Exercise instructions: All of the entries must be reproduced exactly, with no images carried over.

Data extract START

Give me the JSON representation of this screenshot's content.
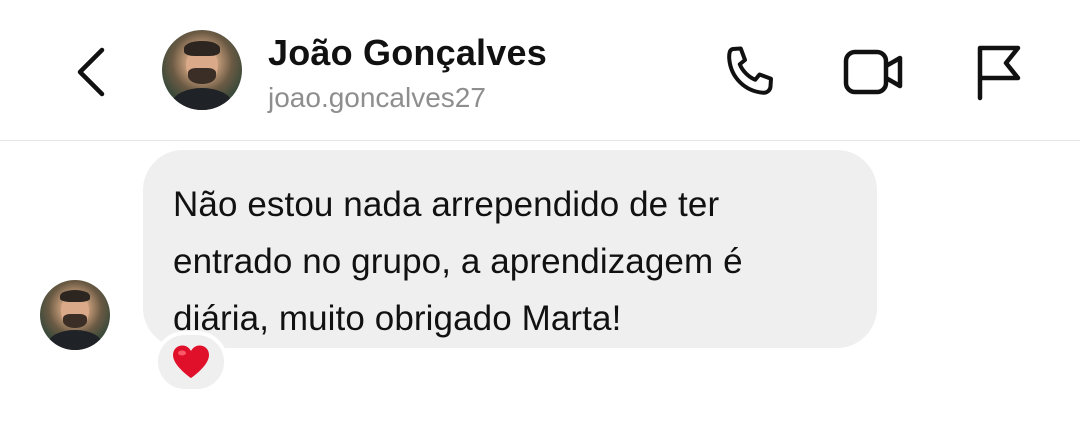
{
  "header": {
    "back_icon": "chevron-left-icon",
    "name": "João Gonçalves",
    "username": "joao.goncalves27",
    "actions": {
      "call_icon": "phone-icon",
      "video_icon": "video-camera-icon",
      "report_icon": "flag-icon"
    }
  },
  "conversation": {
    "messages": [
      {
        "sender": "João Gonçalves",
        "text": "Não estou nada arrependido de ter\nentrado no grupo, a aprendizagem é\ndiária, muito obrigado Marta!",
        "reaction": "heart-icon"
      }
    ]
  },
  "colors": {
    "bubble_background": "#efefef",
    "text_primary": "#111111",
    "text_secondary": "#8e8e8e",
    "reaction_heart": "#e0102a"
  }
}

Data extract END

Your response:
Give me the JSON representation of this screenshot's content.
{
  "header": {
    "back_icon": "chevron-left-icon",
    "name": "João Gonçalves",
    "username": "joao.goncalves27",
    "actions": {
      "call_icon": "phone-icon",
      "video_icon": "video-camera-icon",
      "report_icon": "flag-icon"
    }
  },
  "conversation": {
    "messages": [
      {
        "sender": "João Gonçalves",
        "text": "Não estou nada arrependido de ter\nentrado no grupo, a aprendizagem é\ndiária, muito obrigado Marta!",
        "reaction": "heart-icon"
      }
    ]
  },
  "colors": {
    "bubble_background": "#efefef",
    "text_primary": "#111111",
    "text_secondary": "#8e8e8e",
    "reaction_heart": "#e0102a"
  }
}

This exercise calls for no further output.